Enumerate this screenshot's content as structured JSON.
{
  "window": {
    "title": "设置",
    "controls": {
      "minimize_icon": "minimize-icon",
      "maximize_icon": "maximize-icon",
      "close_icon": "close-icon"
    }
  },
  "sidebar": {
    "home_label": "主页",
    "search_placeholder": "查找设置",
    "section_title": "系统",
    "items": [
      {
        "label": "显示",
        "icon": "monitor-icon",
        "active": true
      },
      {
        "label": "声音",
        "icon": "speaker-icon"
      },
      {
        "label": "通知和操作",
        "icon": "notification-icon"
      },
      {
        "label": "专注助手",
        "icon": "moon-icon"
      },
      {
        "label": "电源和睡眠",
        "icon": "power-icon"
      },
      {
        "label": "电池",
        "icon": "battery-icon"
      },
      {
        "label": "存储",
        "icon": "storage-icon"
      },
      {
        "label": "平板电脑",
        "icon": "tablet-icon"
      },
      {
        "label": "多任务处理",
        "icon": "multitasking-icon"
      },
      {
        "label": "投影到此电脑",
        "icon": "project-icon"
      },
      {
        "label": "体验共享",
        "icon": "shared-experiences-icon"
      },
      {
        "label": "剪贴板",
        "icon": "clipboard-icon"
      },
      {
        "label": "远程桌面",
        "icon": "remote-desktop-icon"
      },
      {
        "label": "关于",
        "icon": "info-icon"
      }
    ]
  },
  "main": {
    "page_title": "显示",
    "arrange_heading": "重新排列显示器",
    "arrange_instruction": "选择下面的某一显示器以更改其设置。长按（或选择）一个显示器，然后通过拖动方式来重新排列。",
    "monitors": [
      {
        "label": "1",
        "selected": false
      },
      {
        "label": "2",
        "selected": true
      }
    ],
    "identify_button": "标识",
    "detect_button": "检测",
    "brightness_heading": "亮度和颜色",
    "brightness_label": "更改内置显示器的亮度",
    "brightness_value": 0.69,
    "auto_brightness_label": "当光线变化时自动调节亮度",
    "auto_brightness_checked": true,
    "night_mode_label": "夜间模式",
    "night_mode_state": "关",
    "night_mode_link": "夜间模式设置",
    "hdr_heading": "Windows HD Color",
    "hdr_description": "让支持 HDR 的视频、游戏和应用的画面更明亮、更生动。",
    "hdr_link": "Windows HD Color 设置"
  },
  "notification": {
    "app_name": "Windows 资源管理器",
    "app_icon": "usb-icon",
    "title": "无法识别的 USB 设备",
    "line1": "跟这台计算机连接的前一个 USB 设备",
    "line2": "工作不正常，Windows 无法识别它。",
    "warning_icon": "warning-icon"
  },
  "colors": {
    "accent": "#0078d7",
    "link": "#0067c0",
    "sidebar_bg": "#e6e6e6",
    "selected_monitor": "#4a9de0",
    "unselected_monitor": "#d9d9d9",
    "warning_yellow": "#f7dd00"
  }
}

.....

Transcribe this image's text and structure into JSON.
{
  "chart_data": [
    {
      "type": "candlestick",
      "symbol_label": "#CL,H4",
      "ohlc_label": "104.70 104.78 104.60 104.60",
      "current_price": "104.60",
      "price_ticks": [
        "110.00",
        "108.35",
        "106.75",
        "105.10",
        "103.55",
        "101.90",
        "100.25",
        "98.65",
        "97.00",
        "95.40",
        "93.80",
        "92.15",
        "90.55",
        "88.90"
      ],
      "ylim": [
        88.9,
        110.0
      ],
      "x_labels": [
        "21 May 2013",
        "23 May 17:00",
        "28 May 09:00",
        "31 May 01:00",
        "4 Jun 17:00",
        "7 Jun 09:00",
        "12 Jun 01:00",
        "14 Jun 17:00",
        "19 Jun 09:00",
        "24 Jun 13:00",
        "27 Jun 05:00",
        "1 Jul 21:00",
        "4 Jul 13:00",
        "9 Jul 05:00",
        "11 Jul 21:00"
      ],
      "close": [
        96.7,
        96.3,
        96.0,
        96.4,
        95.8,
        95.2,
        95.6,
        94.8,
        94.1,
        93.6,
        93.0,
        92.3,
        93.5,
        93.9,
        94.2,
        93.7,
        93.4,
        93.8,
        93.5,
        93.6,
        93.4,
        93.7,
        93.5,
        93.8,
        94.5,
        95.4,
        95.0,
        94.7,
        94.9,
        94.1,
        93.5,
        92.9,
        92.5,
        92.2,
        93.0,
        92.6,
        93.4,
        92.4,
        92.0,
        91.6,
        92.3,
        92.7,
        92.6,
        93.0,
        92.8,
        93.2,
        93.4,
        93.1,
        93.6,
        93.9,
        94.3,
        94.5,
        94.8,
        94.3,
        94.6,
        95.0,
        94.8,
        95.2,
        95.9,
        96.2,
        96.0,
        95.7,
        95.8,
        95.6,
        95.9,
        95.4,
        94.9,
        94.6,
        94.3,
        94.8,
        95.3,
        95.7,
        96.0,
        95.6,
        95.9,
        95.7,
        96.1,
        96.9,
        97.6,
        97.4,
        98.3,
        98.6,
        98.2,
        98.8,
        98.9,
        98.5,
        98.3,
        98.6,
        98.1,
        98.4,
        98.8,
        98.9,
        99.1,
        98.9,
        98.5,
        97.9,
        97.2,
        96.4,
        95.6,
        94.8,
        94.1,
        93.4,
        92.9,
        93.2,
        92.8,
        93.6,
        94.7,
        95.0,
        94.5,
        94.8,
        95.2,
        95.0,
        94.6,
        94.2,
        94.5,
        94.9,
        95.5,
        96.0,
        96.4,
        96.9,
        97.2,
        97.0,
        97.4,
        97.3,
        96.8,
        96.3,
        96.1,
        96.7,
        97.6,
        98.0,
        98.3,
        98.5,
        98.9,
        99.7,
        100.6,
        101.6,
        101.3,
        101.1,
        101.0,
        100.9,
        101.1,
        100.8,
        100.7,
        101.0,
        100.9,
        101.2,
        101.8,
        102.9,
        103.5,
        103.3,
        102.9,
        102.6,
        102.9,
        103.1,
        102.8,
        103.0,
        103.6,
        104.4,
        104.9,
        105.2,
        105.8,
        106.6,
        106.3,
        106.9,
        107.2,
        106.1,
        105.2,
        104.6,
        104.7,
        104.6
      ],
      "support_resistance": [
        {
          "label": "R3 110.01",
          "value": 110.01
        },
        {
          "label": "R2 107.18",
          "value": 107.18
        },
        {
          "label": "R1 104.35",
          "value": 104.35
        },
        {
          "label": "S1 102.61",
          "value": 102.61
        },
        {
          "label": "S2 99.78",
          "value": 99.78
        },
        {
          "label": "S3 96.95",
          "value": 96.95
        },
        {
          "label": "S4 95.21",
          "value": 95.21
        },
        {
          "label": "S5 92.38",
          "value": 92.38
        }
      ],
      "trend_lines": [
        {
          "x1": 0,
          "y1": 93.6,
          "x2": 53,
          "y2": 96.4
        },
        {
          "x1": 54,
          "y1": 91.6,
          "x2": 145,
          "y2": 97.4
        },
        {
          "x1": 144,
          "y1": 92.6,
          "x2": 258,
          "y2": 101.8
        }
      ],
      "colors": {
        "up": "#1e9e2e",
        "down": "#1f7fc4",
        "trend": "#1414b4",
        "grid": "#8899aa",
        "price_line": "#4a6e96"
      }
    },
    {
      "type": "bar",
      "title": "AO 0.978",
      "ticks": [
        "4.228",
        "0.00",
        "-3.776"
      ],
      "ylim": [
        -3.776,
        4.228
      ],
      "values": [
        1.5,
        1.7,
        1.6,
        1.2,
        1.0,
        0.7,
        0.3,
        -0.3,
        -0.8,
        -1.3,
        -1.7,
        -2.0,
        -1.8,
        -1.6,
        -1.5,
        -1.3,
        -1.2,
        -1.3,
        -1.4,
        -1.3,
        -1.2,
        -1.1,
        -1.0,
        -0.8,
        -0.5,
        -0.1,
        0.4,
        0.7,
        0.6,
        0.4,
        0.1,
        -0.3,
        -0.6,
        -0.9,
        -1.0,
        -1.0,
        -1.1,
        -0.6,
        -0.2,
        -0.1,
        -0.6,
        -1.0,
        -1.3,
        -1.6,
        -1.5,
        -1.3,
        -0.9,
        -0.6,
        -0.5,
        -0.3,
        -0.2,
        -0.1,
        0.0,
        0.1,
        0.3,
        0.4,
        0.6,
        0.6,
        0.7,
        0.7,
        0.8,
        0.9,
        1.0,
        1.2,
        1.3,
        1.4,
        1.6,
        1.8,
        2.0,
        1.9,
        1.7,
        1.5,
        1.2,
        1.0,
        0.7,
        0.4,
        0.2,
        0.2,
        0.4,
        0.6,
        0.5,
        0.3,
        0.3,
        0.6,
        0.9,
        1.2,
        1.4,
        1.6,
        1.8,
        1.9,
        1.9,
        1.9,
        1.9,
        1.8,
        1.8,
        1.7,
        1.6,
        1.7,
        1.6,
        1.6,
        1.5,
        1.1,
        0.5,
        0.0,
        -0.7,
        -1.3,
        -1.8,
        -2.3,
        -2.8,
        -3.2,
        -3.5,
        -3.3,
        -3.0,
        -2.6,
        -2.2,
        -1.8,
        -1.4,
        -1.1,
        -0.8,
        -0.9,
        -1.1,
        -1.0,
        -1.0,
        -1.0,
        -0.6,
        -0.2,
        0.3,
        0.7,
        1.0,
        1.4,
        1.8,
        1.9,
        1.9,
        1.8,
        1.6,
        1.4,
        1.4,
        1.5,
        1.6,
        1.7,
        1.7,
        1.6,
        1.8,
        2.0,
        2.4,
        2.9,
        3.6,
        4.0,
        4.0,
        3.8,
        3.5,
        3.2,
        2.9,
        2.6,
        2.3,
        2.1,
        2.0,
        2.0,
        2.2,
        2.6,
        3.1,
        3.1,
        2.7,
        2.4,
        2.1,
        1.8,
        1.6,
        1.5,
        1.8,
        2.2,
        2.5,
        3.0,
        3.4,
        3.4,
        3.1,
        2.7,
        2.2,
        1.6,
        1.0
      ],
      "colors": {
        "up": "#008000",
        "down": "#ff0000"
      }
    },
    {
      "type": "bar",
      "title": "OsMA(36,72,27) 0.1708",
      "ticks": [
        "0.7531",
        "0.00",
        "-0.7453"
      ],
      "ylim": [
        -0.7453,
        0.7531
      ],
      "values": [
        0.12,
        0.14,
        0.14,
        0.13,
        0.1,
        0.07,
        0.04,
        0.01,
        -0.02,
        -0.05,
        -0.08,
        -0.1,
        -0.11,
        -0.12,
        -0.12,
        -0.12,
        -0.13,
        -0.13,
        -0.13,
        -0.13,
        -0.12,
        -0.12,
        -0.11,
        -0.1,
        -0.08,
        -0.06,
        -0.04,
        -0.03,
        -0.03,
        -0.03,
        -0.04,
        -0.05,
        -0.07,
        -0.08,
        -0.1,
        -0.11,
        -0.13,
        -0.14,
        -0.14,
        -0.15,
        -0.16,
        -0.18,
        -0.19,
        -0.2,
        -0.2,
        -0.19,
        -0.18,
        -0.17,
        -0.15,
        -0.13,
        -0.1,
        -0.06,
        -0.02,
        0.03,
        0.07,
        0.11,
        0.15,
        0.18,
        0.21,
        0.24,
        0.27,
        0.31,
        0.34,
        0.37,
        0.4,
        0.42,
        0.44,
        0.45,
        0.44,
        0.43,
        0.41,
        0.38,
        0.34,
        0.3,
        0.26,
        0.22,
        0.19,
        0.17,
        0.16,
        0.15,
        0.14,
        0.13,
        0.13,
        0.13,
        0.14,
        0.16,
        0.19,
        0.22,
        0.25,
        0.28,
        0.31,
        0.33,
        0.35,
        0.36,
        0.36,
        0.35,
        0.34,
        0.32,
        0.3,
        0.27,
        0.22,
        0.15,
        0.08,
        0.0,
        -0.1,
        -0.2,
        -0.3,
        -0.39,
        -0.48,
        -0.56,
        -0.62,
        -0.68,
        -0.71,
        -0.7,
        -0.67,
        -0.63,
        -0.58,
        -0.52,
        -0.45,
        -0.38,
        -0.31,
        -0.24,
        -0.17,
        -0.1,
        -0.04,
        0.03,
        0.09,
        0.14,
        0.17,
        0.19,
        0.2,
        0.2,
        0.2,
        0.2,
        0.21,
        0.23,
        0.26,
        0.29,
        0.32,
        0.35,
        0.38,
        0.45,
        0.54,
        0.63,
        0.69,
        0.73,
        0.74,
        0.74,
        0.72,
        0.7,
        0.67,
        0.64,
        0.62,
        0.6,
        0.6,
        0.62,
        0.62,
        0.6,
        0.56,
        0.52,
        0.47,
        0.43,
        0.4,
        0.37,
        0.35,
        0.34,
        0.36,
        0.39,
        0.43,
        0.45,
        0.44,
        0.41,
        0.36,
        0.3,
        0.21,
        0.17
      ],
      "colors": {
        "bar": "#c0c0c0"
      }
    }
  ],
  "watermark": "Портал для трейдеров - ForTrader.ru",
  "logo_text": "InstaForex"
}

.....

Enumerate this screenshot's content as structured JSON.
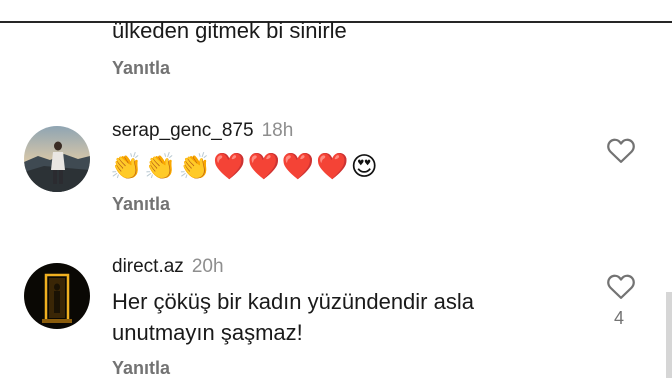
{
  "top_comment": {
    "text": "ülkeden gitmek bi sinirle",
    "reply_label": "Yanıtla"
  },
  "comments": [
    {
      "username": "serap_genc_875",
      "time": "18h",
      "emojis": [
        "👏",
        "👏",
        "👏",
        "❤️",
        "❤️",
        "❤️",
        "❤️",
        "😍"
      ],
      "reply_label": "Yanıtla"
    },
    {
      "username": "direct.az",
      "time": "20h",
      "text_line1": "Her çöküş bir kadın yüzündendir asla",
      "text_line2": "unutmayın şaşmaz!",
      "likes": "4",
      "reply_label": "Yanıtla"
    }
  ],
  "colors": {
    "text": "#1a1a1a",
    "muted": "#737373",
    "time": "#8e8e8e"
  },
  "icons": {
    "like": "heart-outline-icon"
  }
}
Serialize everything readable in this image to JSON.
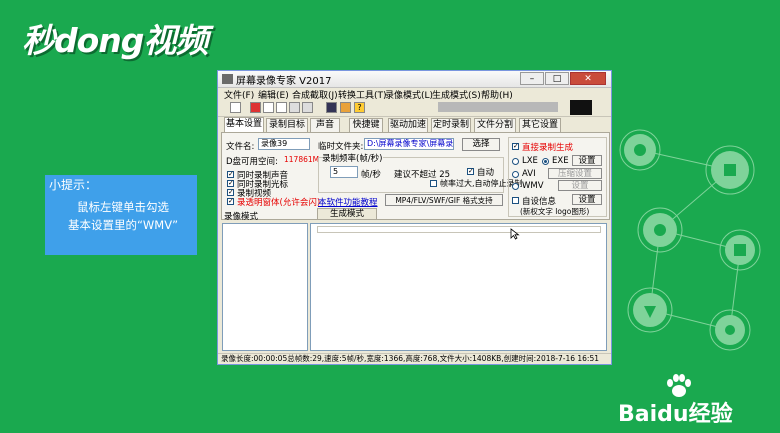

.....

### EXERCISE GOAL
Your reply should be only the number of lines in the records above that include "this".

### COMPLETED TASK
4